Status of NASA Radiation Research Working Group Current Plan • Address the broad scope of radiation impacts • Reactivate the Radiation Working Group and expand focus and participation • Lots of good work on going need to converge data/knowledge How? • Establish tiger team to: • Define requirements – decide what aspects of radiation should be included? • Develop a draft charter • Identify key players and recommend working group membership (NASA HQ, centers, other Agencies) Decide chair and possible rotation • Define products of the working group • Comprehensive integrated radiation plan • Reporting requirements and frequency
Status of NASA Radiation Working Group • The Working Group will: • Ensure all aspects of radiation of interest to NASA are addressed • Identify and document requirements • Identify gaps • Develop strategy to fill gaps • Develop and manage a comprehensive radiation plan • Leverage leverage leverage

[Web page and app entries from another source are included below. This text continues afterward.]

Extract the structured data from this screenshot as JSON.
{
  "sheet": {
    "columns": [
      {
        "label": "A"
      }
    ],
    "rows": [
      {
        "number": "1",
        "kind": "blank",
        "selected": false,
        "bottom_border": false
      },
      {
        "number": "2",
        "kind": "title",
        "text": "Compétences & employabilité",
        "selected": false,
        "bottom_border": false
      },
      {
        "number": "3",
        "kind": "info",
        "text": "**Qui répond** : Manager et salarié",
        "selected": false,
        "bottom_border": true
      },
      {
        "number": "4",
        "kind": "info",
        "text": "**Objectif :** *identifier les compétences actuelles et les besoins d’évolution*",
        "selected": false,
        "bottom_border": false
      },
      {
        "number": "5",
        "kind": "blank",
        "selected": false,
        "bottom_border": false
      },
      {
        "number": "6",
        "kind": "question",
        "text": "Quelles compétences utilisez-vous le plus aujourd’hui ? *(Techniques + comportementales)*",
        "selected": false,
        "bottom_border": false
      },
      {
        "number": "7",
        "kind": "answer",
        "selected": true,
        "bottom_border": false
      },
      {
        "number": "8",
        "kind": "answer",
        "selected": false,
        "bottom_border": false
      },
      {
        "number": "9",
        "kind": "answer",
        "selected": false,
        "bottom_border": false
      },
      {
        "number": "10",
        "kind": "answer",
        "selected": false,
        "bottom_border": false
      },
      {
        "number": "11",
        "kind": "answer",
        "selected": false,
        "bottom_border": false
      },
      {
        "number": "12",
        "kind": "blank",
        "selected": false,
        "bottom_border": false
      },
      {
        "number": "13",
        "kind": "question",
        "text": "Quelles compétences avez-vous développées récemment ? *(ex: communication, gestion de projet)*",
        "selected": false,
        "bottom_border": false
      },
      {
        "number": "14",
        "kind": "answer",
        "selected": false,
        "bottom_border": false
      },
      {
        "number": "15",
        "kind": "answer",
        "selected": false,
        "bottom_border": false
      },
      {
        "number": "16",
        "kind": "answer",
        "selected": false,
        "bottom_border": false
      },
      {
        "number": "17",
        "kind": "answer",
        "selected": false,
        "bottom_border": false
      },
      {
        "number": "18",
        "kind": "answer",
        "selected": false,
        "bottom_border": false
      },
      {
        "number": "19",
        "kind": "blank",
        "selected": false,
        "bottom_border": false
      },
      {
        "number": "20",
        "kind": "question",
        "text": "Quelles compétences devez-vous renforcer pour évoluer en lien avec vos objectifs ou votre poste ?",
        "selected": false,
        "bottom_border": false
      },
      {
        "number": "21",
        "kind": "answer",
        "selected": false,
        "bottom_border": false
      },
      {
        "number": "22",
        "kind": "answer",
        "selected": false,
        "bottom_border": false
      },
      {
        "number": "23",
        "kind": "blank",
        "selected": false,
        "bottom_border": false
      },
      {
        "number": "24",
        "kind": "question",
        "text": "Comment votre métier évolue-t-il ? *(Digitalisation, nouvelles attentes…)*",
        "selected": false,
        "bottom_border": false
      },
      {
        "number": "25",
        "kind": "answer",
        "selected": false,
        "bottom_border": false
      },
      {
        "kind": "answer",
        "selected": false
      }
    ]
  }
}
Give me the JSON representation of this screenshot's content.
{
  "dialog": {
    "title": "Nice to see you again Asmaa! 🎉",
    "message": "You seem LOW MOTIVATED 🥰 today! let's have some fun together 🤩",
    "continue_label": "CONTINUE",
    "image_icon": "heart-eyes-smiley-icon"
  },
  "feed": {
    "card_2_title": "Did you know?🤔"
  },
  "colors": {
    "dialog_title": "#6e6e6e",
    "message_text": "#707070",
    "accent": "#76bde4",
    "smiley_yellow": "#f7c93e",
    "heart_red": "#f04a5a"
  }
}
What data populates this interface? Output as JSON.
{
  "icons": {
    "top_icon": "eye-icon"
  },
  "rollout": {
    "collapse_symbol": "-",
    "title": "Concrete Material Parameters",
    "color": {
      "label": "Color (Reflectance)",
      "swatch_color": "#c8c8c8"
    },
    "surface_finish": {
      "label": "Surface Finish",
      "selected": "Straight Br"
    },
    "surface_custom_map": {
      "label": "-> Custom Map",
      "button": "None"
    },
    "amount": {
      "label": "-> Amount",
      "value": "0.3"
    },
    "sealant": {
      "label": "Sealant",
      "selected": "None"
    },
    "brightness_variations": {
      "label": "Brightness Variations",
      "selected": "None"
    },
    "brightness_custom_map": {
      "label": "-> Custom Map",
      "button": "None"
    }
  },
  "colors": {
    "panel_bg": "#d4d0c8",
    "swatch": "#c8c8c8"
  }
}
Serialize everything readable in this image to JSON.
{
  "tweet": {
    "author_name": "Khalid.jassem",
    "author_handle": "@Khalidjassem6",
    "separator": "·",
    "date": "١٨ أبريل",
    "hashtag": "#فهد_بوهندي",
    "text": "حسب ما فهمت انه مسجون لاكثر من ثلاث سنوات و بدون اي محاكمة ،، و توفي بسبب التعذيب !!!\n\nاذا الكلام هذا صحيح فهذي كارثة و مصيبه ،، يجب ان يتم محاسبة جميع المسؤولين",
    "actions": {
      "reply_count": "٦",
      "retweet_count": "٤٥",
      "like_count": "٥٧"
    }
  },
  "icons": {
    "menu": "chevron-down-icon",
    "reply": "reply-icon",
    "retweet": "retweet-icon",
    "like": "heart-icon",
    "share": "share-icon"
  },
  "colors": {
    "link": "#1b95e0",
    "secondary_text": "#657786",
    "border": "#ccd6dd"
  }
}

Space Radiation Health Risks • Bioastronautics Roadmap – A Risk Reduction Strategy for Human Space Exploration See http://bioastroroadmap.nasa.gov for more info • 45 risks identified total – 4 radiation • Carcinogenesis –increased morbidity or mortality • Acute and late CNS risks – motor function and behavior or neurological • Chronic and degenerative tissue (non-cancer- non-CNS cardiac, circulatory, digestive, cataracts) • Acute radiation risk (occupational radiation exposure) • 41 research and technology questions associated with radiation • Encompass issues that should be sufficiently addressed to mitigate and retire risks
Space Radiation Health Risks • NASA commissioned the National Academies - Institute of Medicine to review the Bioastronautics Roadmap • For more info go to www.nap.edu • 18 month study; Six month interim report delivered Oct ‘04 • Briefing of findings and recommendations this afternoon • Report will be publicly available October 20th • Radiation was addressed in detail
Space Radiation Health Risks • Charge to IOM • How can the BR better capture & describe risks & R&T issues for risk reduction? • Does the BR use appropriate method of risk assessment? • How well does BR address different types of risks? • Are categories of critical research issues & metrics used to analyze them appropriate? • Are efficiency and technology issues properly and adequately addressed?
Space Radiation Health Risks • Radiation Issues • Does protection against late radiation effects also protect against acute effects with respect to galactic cosmic rays? • Are pharmacology and food exposure to radiation adequately addressed? • What is the priority for establishing safe radiation exposures based on duration and destination for each radiation risk?
Space Radiation Health Risks • Next Steps • Assess IOM recommendations for radiation • Review radiation research plan • Make adjustments where applicable